The influential Carmel Group will release a new report today that outlines the strongest arguments yet against merging satellite radio companies Sirius and XM. Sponsored by the National Association of Broadcasters, the 11-page independent white paper includes a point-by-point rebuttal to the six main arguments put forth by Sirius and XM in favor of a merger.
We're At War; That's Front-Page News Every Day (CJR Daily)
Paul McLeary: At different points over the past of couple of years, the wars in Iraq and Afghanistan especially Afghanistan have for a variety of reasons fallen from the front pages of our major daily newspapers. And even with the recent increase in the number of troops fighting in Iraq, we inexplicably seem to be in another such stretch now.
David E. Kelley's Fox drama Bells, has halted production and will air at least one more time, while ABC's Six Degrees is off the air immediately. At NBC, Donnellys will be pulled to make room for a new reality take on Wedding Crashers.

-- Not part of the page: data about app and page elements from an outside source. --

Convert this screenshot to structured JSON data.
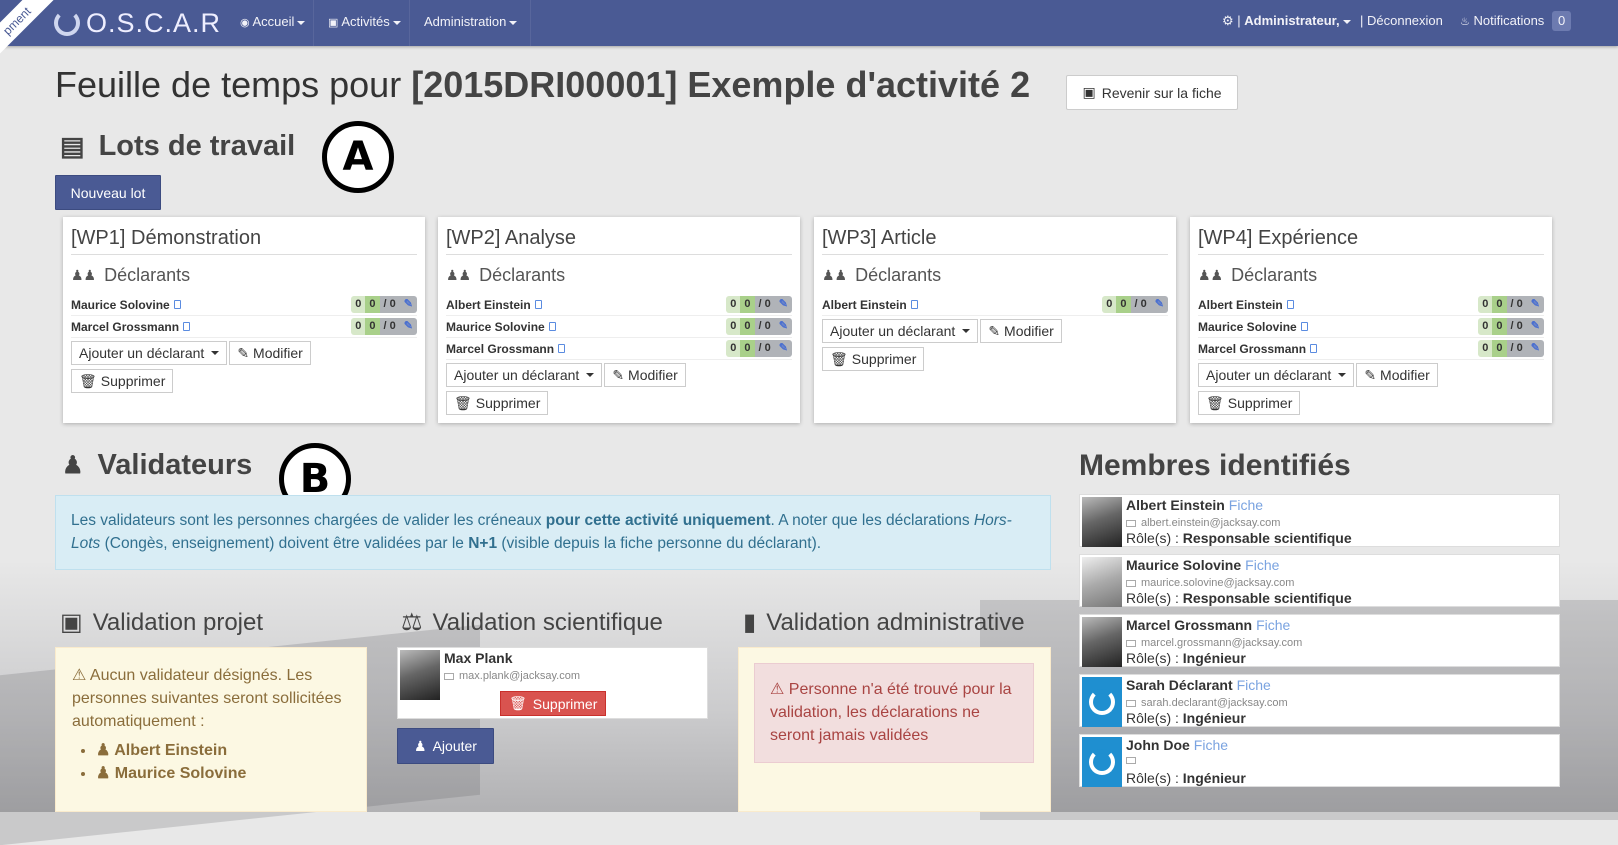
{
  "ribbon": "pment",
  "nav": {
    "brand": "O.S.C.A.R",
    "items": [
      {
        "label": "Accueil"
      },
      {
        "label": "Activités"
      },
      {
        "label": "Administration"
      }
    ],
    "user": "Administrateur,",
    "logout": "Déconnexion",
    "notifications_label": "Notifications",
    "notifications_count": "0"
  },
  "page": {
    "title_prefix": "Feuille de temps pour",
    "title_bold": "[2015DRI00001] Exemple d'activité 2",
    "back_button": "Revenir sur la fiche"
  },
  "lots": {
    "title": "Lots de travail",
    "marker": "A",
    "new_button": "Nouveau lot",
    "declarants_label": "Déclarants",
    "add_declarant": "Ajouter un déclarant",
    "modify": "Modifier",
    "delete": "Supprimer",
    "cards": [
      {
        "title": "[WP1] Démonstration",
        "declarants": [
          {
            "name": "Maurice Solovine",
            "c1": "0",
            "c2": "0",
            "c3": "/ 0"
          },
          {
            "name": "Marcel Grossmann",
            "c1": "0",
            "c2": "0",
            "c3": "/ 0"
          }
        ]
      },
      {
        "title": "[WP2] Analyse",
        "declarants": [
          {
            "name": "Albert Einstein",
            "c1": "0",
            "c2": "0",
            "c3": "/ 0"
          },
          {
            "name": "Maurice Solovine",
            "c1": "0",
            "c2": "0",
            "c3": "/ 0"
          },
          {
            "name": "Marcel Grossmann",
            "c1": "0",
            "c2": "0",
            "c3": "/ 0"
          }
        ]
      },
      {
        "title": "[WP3] Article",
        "declarants": [
          {
            "name": "Albert Einstein",
            "c1": "0",
            "c2": "0",
            "c3": "/ 0"
          }
        ]
      },
      {
        "title": "[WP4] Expérience",
        "declarants": [
          {
            "name": "Albert Einstein",
            "c1": "0",
            "c2": "0",
            "c3": "/ 0"
          },
          {
            "name": "Maurice Solovine",
            "c1": "0",
            "c2": "0",
            "c3": "/ 0"
          },
          {
            "name": "Marcel Grossmann",
            "c1": "0",
            "c2": "0",
            "c3": "/ 0"
          }
        ]
      }
    ]
  },
  "validateurs": {
    "title": "Validateurs",
    "marker": "B",
    "info_1": "Les validateurs sont les personnes chargées de valider les créneaux ",
    "info_bold_1": "pour cette activité uniquement",
    "info_2": ". A noter que les déclarations ",
    "info_italic": "Hors-Lots",
    "info_3": " (Congès, enseignement) doivent être validées par le ",
    "info_bold_2": "N+1",
    "info_4": " (visible depuis la fiche personne du déclarant).",
    "projet": {
      "title": "Validation projet",
      "warning": "Aucun validateur désignés. Les personnes suivantes seront sollicitées automatiquement :",
      "people": [
        "Albert Einstein",
        "Maurice Solovine"
      ]
    },
    "scientifique": {
      "title": "Validation scientifique",
      "person": {
        "name": "Max Plank",
        "email": "max.plank@jacksay.com"
      },
      "delete": "Supprimer",
      "add": "Ajouter"
    },
    "administrative": {
      "title": "Validation administrative",
      "error": "Personne n'a été trouvé pour la validation, les déclarations ne seront jamais validées"
    }
  },
  "members": {
    "title": "Membres identifiés",
    "fiche": "Fiche",
    "roles_label": "Rôle(s) :",
    "list": [
      {
        "name": "Albert Einstein",
        "email": "albert.einstein@jacksay.com",
        "role": "Responsable scientifique"
      },
      {
        "name": "Maurice Solovine",
        "email": "maurice.solovine@jacksay.com",
        "role": "Responsable scientifique"
      },
      {
        "name": "Marcel Grossmann",
        "email": "marcel.grossmann@jacksay.com",
        "role": "Ingénieur"
      },
      {
        "name": "Sarah Déclarant",
        "email": "sarah.declarant@jacksay.com",
        "role": "Ingénieur"
      },
      {
        "name": "John Doe",
        "email": "",
        "role": "Ingénieur"
      }
    ]
  }
}
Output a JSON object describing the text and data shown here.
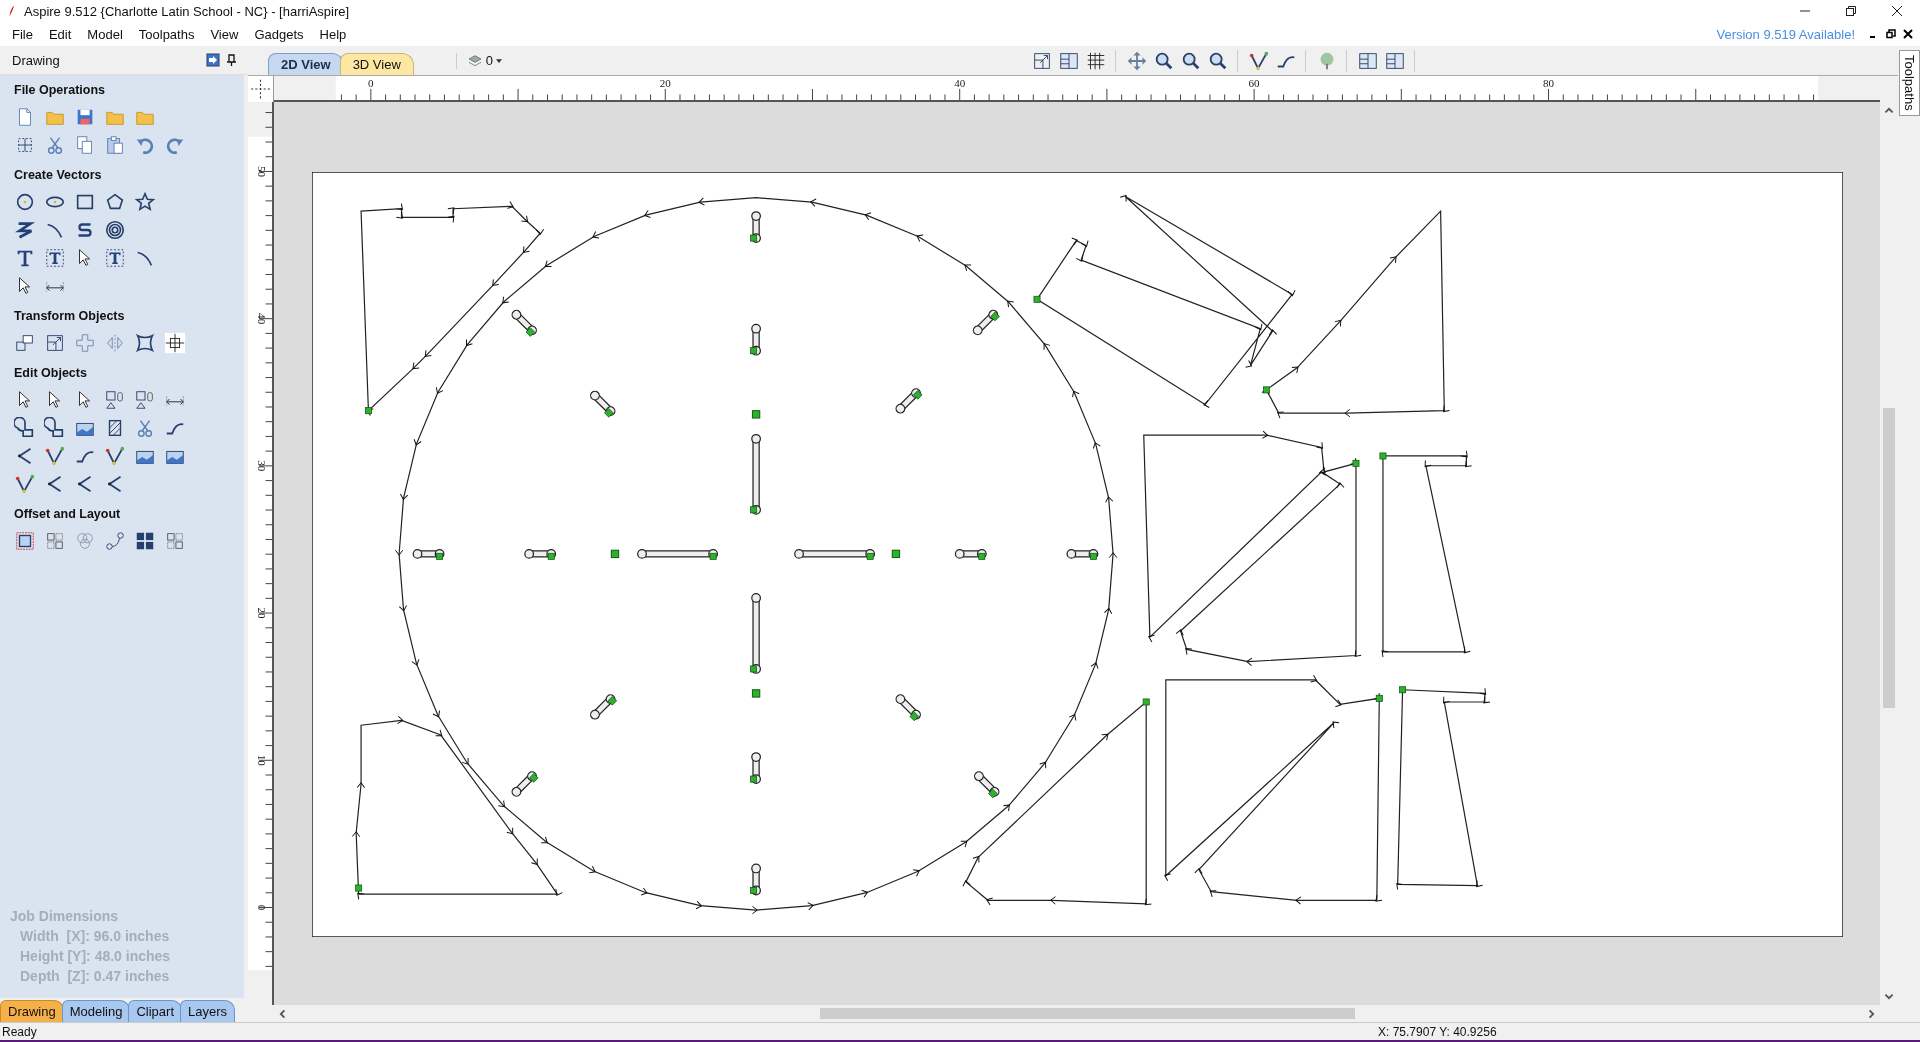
{
  "window": {
    "title": "Aspire 9.512 {Charlotte Latin School - NC} - [harriAspire]"
  },
  "menu": [
    "File",
    "Edit",
    "Model",
    "Toolpaths",
    "View",
    "Gadgets",
    "Help"
  ],
  "update_notice": "Version 9.519 Available!",
  "panel": {
    "title": "Drawing",
    "sections": [
      {
        "title": "File Operations"
      },
      {
        "title": "Create Vectors"
      },
      {
        "title": "Transform Objects"
      },
      {
        "title": "Edit Objects"
      },
      {
        "title": "Offset and Layout"
      }
    ],
    "job_dimensions": {
      "title": "Job Dimensions",
      "lines": [
        "Width  [X]: 96.0 inches",
        "Height [Y]: 48.0 inches",
        "Depth  [Z]: 0.47 inches"
      ]
    },
    "tabs": [
      {
        "label": "Drawing",
        "selected": true
      },
      {
        "label": "Modeling",
        "selected": false
      },
      {
        "label": "Clipart",
        "selected": false
      },
      {
        "label": "Layers",
        "selected": false
      }
    ]
  },
  "view_tabs": [
    {
      "label": "2D View",
      "selected": true
    },
    {
      "label": "3D View",
      "selected": false
    }
  ],
  "layer_selector": "0",
  "ruler": {
    "x_labels": [
      "0",
      "20",
      "40",
      "60",
      "80"
    ],
    "y_labels": [
      "50",
      "40",
      "30",
      "20",
      "10",
      "0"
    ]
  },
  "side_tab": "Toolpaths",
  "status_bar": {
    "message": "Ready",
    "coordinates": "X: 75.7907 Y: 40.9256"
  }
}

And the CW has again announced that it is pulling the plug on 7th Heaven for next season.
Freelance CBS Editor Charged in Bank Robbery (AP via WMGT)
Authorities say a freelance editor hired by CBS to help cover the Masters golf tournament this week was charged today in a bank robbery. Investigators arrested 31-year-old Michael Alan Crane along with two alleged accomplices, 31-year-old Jawone Reginald Bennett and 28-year-old Shelby Lee Wills. Both Crane's hotel room and the rental car used in the robbery were registered to CBS.
GQ Interviews Lohan Via Blackberry (WaPo)
Peter Carlson: For GQ's special "Love, Sex and Madness" issue, writer Marshall Sella conducted an interview with bad girl actress Lindsay Lohan entirely via BlackBerry messages. How did this high-tech experiment work out? Not so good. It turns out that Lohan's text messages are about as banal as anybody else's text messages.
Simon Dumenco: Every once in a while I'm not miserable. Not pissy. Not unhappy. I always make sure to take notes when such fleeting episodes of non-dissatisfaction occur, and then I add them to my running list of Simple Media Pleasures (SMPs). The latest batch includes the declining American Idol ratings, 30 Rock and households without the Internet.
ESPN Re-Signs 'The Sports Guy,' Adds TV (Sports Business Journal)
While looking to fill its editor-in-chief position and facing increasing competition from rival sports sites, ESPN.com has retained its most popular columnist, Bill Simmons, signing him to a multiyear contract. Simmons will continue his popular "Page 2" column on ESPN.com, continue to contribute to ESPN The Magazine, and help develop shows for ESPN Original Entertainment.
How Fox News Pits Democrats Against Their Own Party (Salon)
Alex Koppelman: Fox has a stable of regular commentators who pop up frequently as representatives of the Democratic viewpoint. Though they say they are trying to reach out and sway potential voters, they often seem to be used to further a conservative political agenda, fulfilling one of several roles that ultimately just helps the network's right-of-center hosts make their arguments against liberals.
Invasion of the Frat Boy Ads (Slate)
Seth Stevenson: For some time now, Crispin Porter & Bogusky has been the hottest ad agency in the country. And I sort of hate it. It's not personal. Every Crispin employee I've ever spoken with has been friendly and likable. And it has nothing to do with how effective Cripin's ads are as sales tools. The jury's still out on that. No, my distaste is purely aesthetic. Crispin ads annoy me. And I'm not alone.